→ **Task goal**
In the data that follows, every line containing the word "emoji" should be returned.

→ **Records supplied**
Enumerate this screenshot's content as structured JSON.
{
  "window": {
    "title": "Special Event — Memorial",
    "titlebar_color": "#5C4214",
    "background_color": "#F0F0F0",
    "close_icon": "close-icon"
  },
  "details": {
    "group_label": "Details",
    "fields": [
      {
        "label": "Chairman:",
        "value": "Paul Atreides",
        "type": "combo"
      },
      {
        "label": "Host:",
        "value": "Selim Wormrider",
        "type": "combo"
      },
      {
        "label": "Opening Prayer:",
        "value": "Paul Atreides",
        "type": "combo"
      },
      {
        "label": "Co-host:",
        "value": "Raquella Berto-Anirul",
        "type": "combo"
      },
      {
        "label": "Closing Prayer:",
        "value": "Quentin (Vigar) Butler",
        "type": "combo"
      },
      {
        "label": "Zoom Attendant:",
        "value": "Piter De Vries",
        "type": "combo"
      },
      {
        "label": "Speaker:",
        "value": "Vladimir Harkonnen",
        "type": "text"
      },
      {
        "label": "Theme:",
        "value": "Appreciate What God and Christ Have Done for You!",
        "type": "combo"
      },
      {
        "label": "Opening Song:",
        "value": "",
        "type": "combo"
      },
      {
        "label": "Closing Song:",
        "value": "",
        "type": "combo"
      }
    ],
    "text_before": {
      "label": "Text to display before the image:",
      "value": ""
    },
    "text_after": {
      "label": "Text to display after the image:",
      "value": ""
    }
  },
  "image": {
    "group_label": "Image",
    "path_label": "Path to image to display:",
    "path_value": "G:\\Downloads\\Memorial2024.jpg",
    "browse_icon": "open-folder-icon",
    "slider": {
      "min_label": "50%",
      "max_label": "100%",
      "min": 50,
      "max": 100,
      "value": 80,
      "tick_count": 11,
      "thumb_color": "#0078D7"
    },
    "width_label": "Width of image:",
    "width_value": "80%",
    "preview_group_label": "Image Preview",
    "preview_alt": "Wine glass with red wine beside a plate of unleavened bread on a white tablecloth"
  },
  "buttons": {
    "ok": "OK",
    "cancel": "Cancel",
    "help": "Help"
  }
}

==

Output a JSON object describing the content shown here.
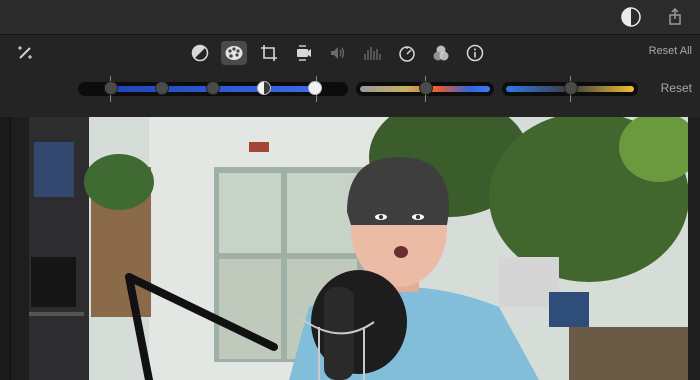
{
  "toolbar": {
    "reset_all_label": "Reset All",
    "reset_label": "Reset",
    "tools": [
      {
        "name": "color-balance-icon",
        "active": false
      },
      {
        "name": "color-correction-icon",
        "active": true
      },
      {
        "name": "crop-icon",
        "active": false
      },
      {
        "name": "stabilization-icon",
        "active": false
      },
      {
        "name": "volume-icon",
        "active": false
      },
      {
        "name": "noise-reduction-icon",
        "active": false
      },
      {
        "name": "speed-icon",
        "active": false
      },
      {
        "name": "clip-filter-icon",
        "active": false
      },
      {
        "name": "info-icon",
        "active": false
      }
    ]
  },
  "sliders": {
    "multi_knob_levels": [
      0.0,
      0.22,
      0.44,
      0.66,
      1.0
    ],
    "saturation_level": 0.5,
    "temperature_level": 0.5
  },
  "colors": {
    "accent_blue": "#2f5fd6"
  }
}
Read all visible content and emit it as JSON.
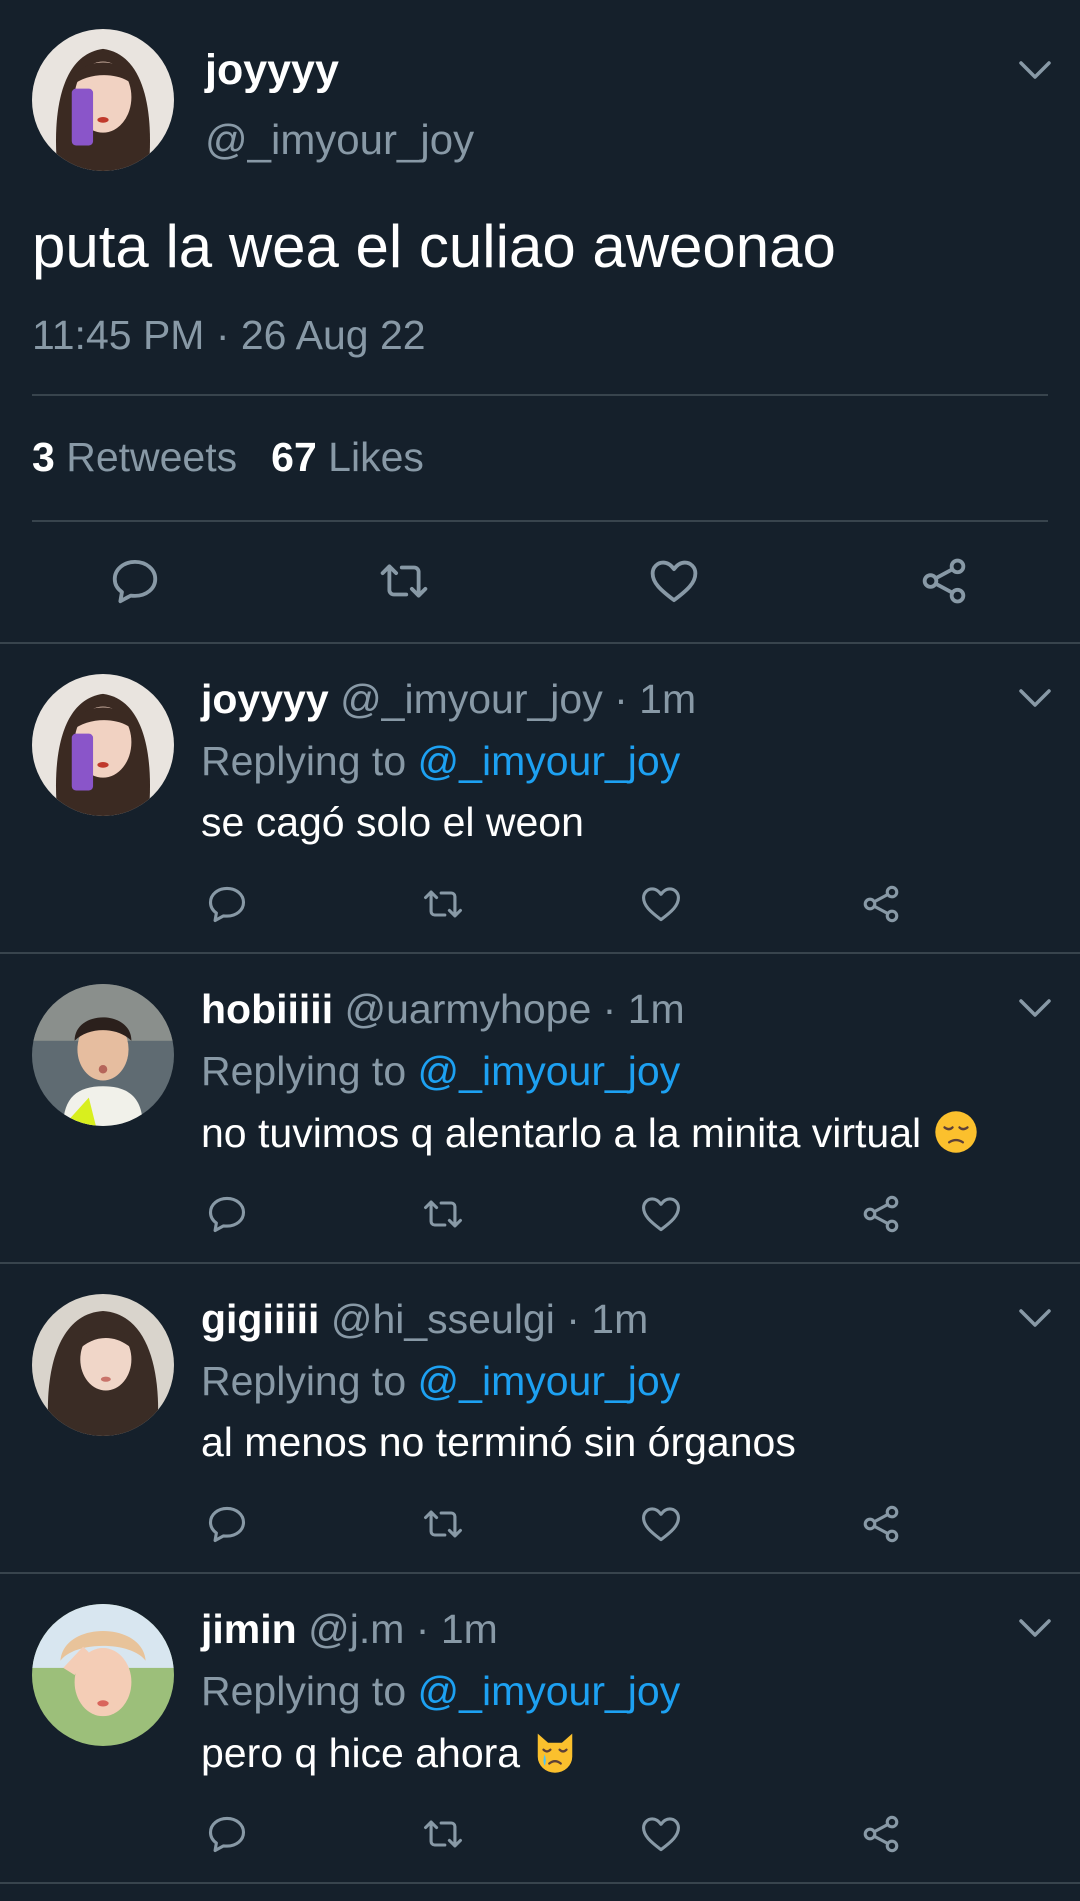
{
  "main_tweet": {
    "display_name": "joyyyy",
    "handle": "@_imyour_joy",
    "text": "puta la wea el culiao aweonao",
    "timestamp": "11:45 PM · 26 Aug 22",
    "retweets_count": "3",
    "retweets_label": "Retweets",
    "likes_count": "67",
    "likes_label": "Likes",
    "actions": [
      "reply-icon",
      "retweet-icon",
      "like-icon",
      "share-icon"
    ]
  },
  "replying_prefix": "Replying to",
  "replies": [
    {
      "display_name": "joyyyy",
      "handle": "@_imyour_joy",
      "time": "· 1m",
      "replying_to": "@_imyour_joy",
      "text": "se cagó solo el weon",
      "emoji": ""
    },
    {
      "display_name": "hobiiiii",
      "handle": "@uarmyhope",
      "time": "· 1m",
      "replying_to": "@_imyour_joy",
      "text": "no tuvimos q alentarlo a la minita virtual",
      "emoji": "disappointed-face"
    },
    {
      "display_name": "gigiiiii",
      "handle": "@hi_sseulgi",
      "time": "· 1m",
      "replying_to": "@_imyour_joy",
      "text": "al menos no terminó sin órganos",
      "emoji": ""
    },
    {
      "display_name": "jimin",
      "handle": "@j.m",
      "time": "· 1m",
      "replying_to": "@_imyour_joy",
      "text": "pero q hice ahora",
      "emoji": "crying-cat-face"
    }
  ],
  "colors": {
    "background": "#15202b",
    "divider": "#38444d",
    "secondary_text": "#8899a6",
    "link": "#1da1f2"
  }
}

→ **Response**
      "emoji": ""
      "emoji": "disappointed-face"
      "emoji": ""
      "emoji": "crying-cat-face"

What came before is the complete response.